**DIRECTIONS**
Which lines of the entries hold the string "chip"? Copy each one.

**MATERIALS PROVIDED**
□ □ □ □ □ □ □

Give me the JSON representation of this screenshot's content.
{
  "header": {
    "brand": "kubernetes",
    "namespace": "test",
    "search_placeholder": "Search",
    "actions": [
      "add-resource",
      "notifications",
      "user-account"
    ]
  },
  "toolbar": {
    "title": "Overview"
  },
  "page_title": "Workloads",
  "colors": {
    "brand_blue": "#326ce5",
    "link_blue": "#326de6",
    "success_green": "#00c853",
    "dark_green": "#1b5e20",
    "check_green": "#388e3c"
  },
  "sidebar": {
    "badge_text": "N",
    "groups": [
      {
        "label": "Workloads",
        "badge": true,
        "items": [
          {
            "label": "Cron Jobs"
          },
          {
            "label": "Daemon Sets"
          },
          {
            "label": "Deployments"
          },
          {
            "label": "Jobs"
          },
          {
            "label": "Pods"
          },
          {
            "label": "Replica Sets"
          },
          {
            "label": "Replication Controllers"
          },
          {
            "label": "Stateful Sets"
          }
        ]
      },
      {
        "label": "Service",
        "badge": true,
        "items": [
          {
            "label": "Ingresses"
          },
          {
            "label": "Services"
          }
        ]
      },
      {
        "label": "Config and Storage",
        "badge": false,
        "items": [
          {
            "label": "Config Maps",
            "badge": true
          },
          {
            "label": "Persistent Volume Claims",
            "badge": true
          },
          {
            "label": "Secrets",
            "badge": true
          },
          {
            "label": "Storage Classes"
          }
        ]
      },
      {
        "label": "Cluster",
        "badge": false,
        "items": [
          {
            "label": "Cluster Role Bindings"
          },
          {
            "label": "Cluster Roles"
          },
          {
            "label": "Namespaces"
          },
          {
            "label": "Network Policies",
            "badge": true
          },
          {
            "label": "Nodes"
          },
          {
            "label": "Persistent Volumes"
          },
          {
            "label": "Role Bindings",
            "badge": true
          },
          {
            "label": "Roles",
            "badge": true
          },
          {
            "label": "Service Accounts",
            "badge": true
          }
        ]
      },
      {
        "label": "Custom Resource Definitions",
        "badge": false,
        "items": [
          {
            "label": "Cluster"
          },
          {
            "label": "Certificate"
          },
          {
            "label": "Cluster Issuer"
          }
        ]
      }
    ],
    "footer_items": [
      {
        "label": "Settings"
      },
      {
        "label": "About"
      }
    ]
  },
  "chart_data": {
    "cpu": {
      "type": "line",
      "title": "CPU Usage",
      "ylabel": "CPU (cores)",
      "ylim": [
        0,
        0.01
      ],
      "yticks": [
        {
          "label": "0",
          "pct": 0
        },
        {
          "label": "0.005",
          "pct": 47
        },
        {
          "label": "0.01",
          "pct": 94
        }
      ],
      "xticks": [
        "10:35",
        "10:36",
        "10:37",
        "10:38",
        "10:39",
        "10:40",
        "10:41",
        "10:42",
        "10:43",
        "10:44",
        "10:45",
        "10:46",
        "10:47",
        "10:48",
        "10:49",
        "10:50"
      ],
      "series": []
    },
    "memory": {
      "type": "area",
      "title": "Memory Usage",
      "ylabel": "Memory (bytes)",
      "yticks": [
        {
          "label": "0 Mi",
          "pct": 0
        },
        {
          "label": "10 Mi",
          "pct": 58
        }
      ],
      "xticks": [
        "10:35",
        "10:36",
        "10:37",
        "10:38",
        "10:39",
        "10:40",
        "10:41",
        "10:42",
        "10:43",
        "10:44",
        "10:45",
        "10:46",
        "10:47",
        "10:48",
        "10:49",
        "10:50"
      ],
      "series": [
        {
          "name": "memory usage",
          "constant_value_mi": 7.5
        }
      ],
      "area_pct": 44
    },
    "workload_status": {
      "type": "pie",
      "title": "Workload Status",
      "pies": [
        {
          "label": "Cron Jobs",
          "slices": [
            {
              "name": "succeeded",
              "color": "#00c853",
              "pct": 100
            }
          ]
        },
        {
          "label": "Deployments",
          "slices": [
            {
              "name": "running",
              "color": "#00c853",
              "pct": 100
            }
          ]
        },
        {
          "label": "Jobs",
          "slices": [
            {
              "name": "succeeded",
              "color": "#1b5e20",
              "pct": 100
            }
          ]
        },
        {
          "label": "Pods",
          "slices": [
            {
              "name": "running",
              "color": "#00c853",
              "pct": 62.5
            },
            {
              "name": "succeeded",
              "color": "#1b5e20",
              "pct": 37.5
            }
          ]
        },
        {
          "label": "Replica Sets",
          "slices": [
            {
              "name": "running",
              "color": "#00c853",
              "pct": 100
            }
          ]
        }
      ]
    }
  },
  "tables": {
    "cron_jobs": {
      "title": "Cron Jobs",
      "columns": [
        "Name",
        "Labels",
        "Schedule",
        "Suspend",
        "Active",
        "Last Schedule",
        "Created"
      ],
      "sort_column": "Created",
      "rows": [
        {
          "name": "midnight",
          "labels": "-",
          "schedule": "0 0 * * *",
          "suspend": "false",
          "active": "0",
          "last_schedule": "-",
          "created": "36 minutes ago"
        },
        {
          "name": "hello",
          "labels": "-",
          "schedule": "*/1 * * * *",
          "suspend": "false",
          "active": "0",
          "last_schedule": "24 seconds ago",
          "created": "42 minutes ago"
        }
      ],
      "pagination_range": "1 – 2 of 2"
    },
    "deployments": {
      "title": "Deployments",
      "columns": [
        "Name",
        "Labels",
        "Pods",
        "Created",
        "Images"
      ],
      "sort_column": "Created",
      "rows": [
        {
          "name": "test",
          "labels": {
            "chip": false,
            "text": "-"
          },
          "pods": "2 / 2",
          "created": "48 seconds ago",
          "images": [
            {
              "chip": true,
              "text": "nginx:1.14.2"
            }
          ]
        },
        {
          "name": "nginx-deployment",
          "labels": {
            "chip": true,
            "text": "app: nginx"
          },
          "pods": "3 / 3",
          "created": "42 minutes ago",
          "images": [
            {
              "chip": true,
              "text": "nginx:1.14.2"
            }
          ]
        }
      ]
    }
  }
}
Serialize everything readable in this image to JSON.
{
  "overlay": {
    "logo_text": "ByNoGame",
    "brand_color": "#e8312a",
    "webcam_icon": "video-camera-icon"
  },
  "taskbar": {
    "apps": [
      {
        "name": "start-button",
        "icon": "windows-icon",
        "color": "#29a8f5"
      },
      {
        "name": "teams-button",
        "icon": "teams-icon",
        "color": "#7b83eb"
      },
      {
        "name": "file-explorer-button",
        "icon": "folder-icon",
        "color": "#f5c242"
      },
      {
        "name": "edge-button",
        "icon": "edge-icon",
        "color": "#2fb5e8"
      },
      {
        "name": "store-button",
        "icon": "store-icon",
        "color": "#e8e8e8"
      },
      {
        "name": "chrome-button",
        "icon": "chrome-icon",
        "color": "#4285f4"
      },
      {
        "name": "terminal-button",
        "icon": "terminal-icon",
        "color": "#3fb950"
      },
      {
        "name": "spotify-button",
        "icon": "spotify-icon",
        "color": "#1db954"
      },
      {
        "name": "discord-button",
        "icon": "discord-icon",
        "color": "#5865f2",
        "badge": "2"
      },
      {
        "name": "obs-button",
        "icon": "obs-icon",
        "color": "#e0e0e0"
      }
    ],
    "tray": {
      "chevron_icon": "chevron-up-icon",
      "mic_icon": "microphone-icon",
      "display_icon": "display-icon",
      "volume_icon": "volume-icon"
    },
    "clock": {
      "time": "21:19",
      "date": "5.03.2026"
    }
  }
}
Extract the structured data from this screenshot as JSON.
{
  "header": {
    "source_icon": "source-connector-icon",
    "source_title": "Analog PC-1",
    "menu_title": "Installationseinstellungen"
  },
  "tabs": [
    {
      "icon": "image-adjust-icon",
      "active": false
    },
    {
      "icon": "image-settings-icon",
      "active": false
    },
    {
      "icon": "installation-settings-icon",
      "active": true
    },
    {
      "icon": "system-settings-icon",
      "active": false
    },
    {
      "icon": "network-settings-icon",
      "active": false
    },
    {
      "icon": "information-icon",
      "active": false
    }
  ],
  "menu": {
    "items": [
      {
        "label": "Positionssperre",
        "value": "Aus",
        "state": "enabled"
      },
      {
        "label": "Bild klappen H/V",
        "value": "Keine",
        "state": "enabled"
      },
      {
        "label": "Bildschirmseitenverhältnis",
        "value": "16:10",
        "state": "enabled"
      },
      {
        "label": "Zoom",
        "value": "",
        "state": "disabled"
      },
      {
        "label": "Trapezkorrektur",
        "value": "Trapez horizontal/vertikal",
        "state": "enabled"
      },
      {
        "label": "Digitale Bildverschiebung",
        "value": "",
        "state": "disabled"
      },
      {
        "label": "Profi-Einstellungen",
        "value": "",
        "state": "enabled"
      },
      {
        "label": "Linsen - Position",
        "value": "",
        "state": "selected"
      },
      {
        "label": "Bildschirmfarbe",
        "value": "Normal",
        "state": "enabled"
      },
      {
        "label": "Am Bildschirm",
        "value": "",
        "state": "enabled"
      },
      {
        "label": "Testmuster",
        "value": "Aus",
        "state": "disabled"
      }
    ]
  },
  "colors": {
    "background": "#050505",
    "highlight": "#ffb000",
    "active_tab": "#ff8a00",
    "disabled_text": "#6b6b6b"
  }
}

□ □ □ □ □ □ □

**ANSWER TO THIS TASK**
            "chip": false,
              "chip": true,
            "chip": true,
              "chip": true,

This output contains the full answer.